We included participants with CAC=0 at baseline from the Multi-Ethnic Study of Atherosclerosis (MESA), a prospective cohort study of individuals free of clinical ASCVD at baseline. We used multivariable-adjusted Cox proportional hazards models to study the association between cardiovascular risk factors [cigarette smoking, diabetes mellitus, hypertension, preventive medication use (aspirin and statin), family history of premature ASCVD, chronic kidney disease, waist circumference, lipid and inflammatory markers] and adjudicated incident ASCVD outcomes.

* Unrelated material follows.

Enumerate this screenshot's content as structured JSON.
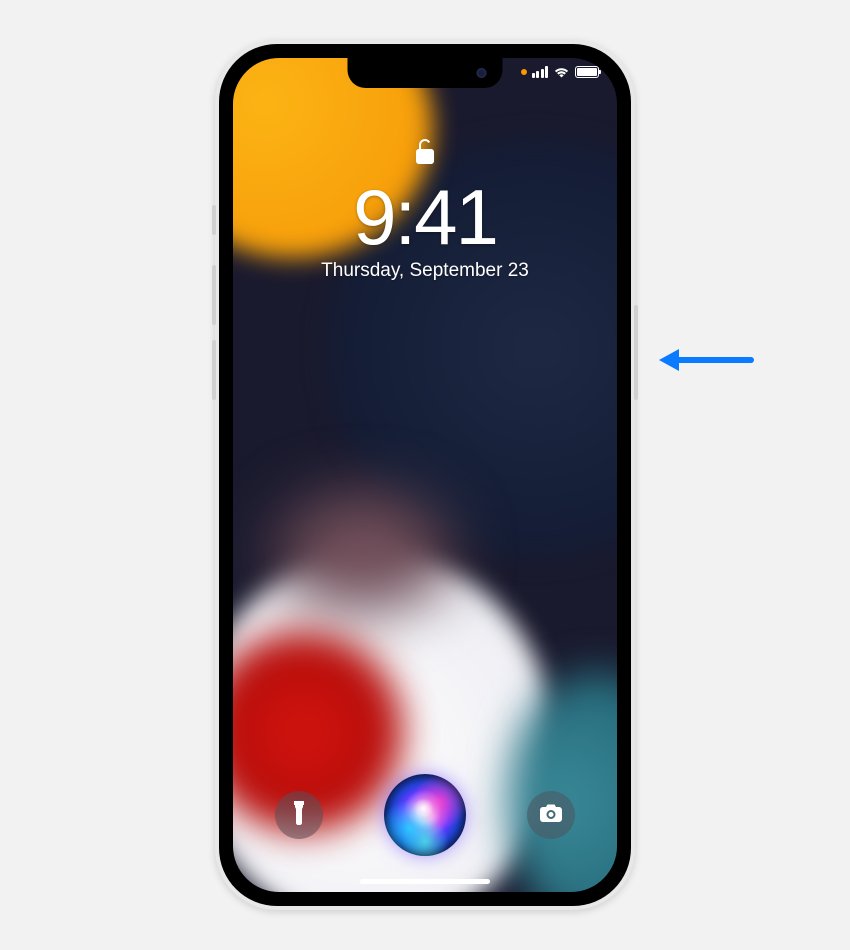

We studied 3,416 individuals (mean (SD) age 58 (9) years; 63% were female, 33% White, 31% Black, 12% Chinese-American, and 24% Hispanic. Over a median follow-up of 16 years, there were 189 ASCVD events (composite of CHD and stroke) of which 91 were CHD, 88 were stroke, and 10 were both CHD and stroke events. The unadjusted event rates of ASCVD were ≤5 per 1000−person−years among individuals with CAC=0 for most risk factors with the exception of current cigarette smoking (7.3), diabetes mellitus (8.9), hypertension (5.4), and chronic kidney disease (6.8). After multivariable-adjustment, risk factors that were significantly associated with ASCVD: hazard ratio (HR) 95% confidence interval (CI) included current cigarette smoking: 2.12 (1.32,3.42), diabetes mellitus: 1.68 (1.01,2.80), and hypertension: 1.57 (1.06,2.33).
Current cigarette smoking, diabetes mellitus, and hypertension are independently associated with incident ASCVD over 16-year follow-up among those with CAC=0. Family history of premature ASCVD may be associated with ASCVD risk among women only.